7: SyncToy 2.0
As its name implies, SyncToy is a synchronization tool designed to assist you in maintaining duplicate copies of files you might keep on a laptop and a desktop or on a desktop and a network drive. With the widespread availability of inexpensive external hard disks, SyncToy is also a great backup tool. SyncToy is intuitive, and it sports a straightforward user interface. In fact, the first time you use it, the opening screen prompts you to select a pair of folders you want to use, and then for simplicity, the folders are designated as the Left Folder and the Right Folder. There are five synchronization methods to choose from, but since there is no built-in scheduling capability, you must perform the operation manually. Even so, SyncToy 2.0 is extremely quick and efficient and is a great tool.
8: Office Accounting Express 2009
Office Accounting Express is an easy-to-use accounting package that has the familiar Microsoft Office interface and is designed to integrate seamlessly with other Office applications. Providing most accounting features a small business might need, such as managing credit cards, bank accounts, payroll, vendors, invoices, quotes, cash sales, and even built-in PayPal functionality, Office Accounting Express is a great piece of software for business managers.
9: SQL Server Express 2008
SQL Server Express 2008 is a slimmed-down version of SQL Server, yet it retains all the powerful SQL database features you need for building Web sites and apps.
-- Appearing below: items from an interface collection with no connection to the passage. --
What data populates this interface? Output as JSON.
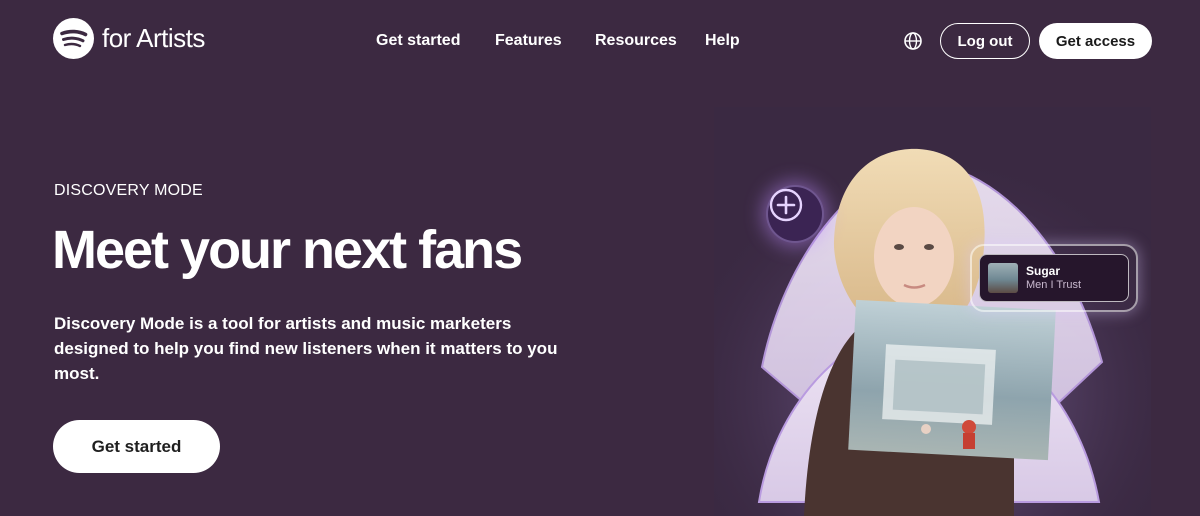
{
  "brand": {
    "logo_text": "for Artists"
  },
  "nav": {
    "items": [
      "Get started",
      "Features",
      "Resources",
      "Help"
    ]
  },
  "header": {
    "globe_icon": "globe-icon",
    "logout_label": "Log out",
    "access_label": "Get access"
  },
  "hero": {
    "eyebrow": "DISCOVERY MODE",
    "headline": "Meet your next fans",
    "description": "Discovery Mode is a tool for artists and music marketers designed to help you find new listeners when it matters to you most.",
    "cta_label": "Get started"
  },
  "artwork": {
    "track_title": "Sugar",
    "track_artist": "Men I Trust",
    "plus_icon": "plus-icon"
  },
  "colors": {
    "background": "#3c2941",
    "accent_glow": "#be8cff",
    "button": "#ffffff"
  }
}
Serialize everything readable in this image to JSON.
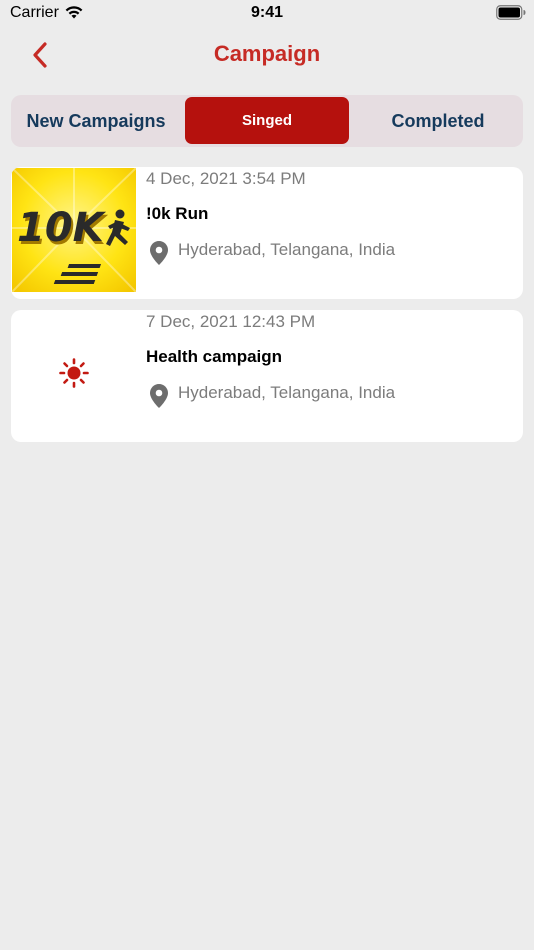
{
  "status_bar": {
    "carrier": "Carrier",
    "time": "9:41"
  },
  "header": {
    "title": "Campaign"
  },
  "segments": [
    {
      "label": "New Campaigns",
      "selected": false
    },
    {
      "label": "Singed",
      "selected": true
    },
    {
      "label": "Completed",
      "selected": false
    }
  ],
  "campaigns": [
    {
      "date": "4 Dec, 2021 3:54 PM",
      "title": "!0k Run",
      "location": "Hyderabad, Telangana, India",
      "thumbnail_icon": "10k-run-image",
      "thumbnail_text": "10K"
    },
    {
      "date": "7 Dec, 2021 12:43 PM",
      "title": "Health campaign",
      "location": "Hyderabad, Telangana, India",
      "thumbnail_icon": "sun-icon"
    }
  ],
  "colors": {
    "accent": "#c62b25",
    "segment_selected_bg": "#b5110d",
    "segment_text": "#163a5c",
    "segment_bg": "#e6dde1",
    "background": "#ececec",
    "muted_text": "#7c7c7c"
  }
}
In fact, there are three versions: Express, Express with Tools, and Express with Advanced Services. It’s easy to learn and easy to use, and it provides the same advanced database engine as the full-fledged editions of SQL Server.
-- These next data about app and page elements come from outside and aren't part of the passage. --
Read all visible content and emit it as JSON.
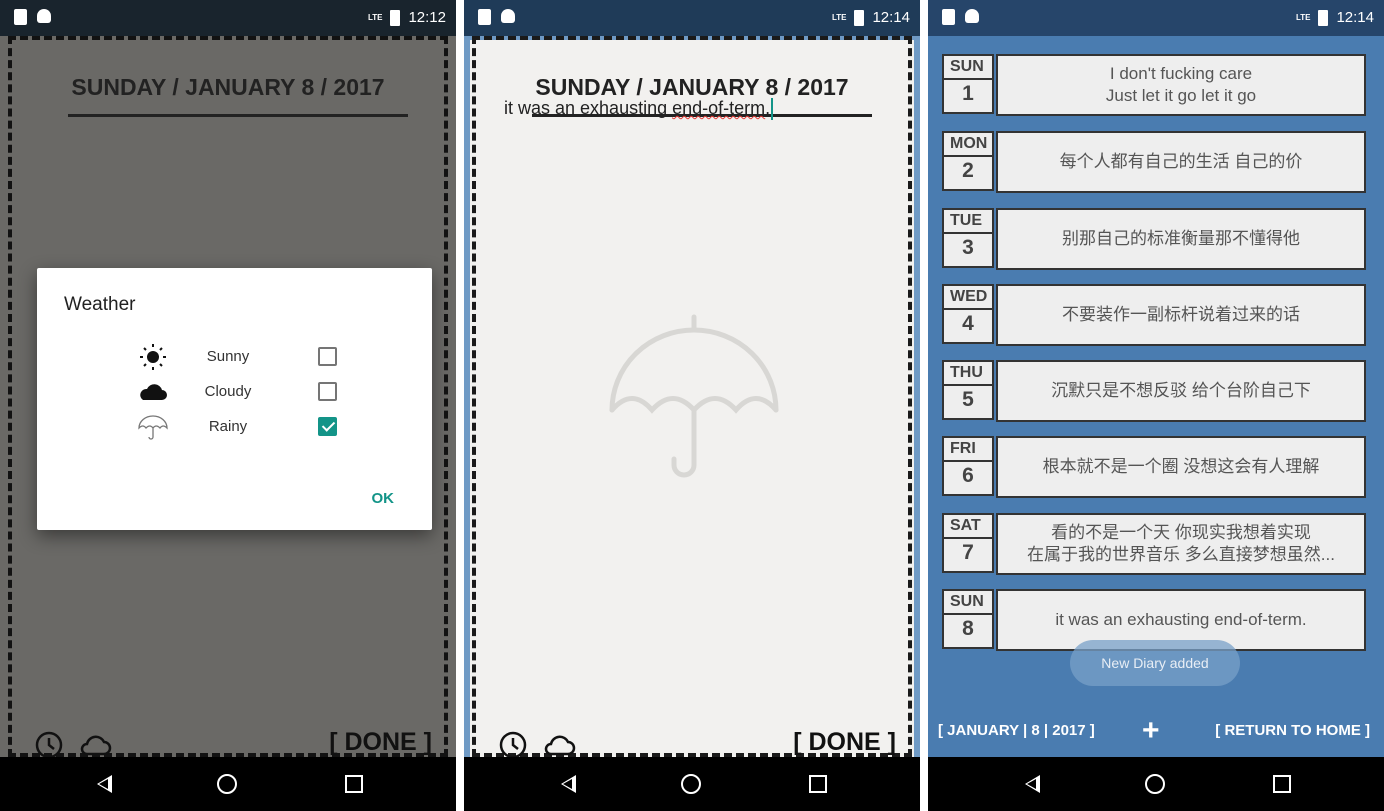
{
  "screens": [
    {
      "status": {
        "time": "12:12",
        "network": "LTE"
      },
      "header": {
        "date_title": "SUNDAY / JANUARY 8 / 2017"
      },
      "dialog": {
        "title": "Weather",
        "options": [
          {
            "label": "Sunny",
            "icon": "sun-icon",
            "checked": false
          },
          {
            "label": "Cloudy",
            "icon": "cloud-icon",
            "checked": false
          },
          {
            "label": "Rainy",
            "icon": "umbrella-icon",
            "checked": true
          }
        ],
        "ok_label": "OK"
      },
      "footer": {
        "done_label": "[ DONE ]"
      }
    },
    {
      "status": {
        "time": "12:14",
        "network": "LTE"
      },
      "header": {
        "date_title": "SUNDAY / JANUARY 8 / 2017"
      },
      "entry": {
        "text_plain": "it was an exhausting ",
        "text_misspelled": "end-of-term",
        "text_tail": "."
      },
      "footer": {
        "done_label": "[ DONE ]"
      }
    },
    {
      "status": {
        "time": "12:14",
        "network": "LTE"
      },
      "diary_items": [
        {
          "day": "SUN",
          "num": "1",
          "lines": [
            "I don't fucking care",
            "Just let it go let it go"
          ]
        },
        {
          "day": "MON",
          "num": "2",
          "lines": [
            "每个人都有自己的生活 自己的价"
          ]
        },
        {
          "day": "TUE",
          "num": "3",
          "lines": [
            "别那自己的标准衡量那不懂得他"
          ]
        },
        {
          "day": "WED",
          "num": "4",
          "lines": [
            "不要装作一副标杆说着过来的话"
          ]
        },
        {
          "day": "THU",
          "num": "5",
          "lines": [
            "沉默只是不想反驳 给个台阶自己下"
          ]
        },
        {
          "day": "FRI",
          "num": "6",
          "lines": [
            "根本就不是一个圈 没想这会有人理解"
          ]
        },
        {
          "day": "SAT",
          "num": "7",
          "lines": [
            "看的不是一个天 你现实我想着实现",
            "在属于我的世界音乐 多么直接梦想虽然..."
          ]
        },
        {
          "day": "SUN",
          "num": "8",
          "lines": [
            "it was an exhausting end-of-term."
          ]
        }
      ],
      "toast": "New Diary added",
      "bottom": {
        "date_label": "[ JANUARY | 8 | 2017 ]",
        "add_label": "+",
        "home_label": "[ RETURN TO HOME ]"
      }
    }
  ],
  "colors": {
    "accent": "#139488",
    "list_bg": "#4a7cb0",
    "card_bg": "#eeeeee"
  }
}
10: ServerQuest II game
OK, for the last of these Microsoft freebies, let’s take a look at something technologically entertaining. Do you remember playing the vintage computer games King’s Quest or Leisure Suit Larry? If so, you should enjoy Microsoft TechNet’s ServerQuest II game. It emulates the same sort of pixilated graphics (Figure C) and cheesy humor as those classics, but it’s aimed at IT professionals and computer specialists. In the game, which is created with Silverlight and runs in your browser, you play an IT pro (either Matt or Alicia) whose objective is to keep the network running smoothly while encountering a host of technical problems that are presented as games and puzzles, ranging from the absurd to things you might encounter in the real life of an IT pro. As you work through the tasks, you’ll learn about and use Microsoft technologies to solve problems, encounter hidden Easter Eggs, earn geek points, and get to post your high scores for others to compete against. The game is really very humorous — and you might even learn some interesting troubleshooting techniques as you play.
So which one sounds the most interesting to you? Do you know of any other free applications from Microsoft?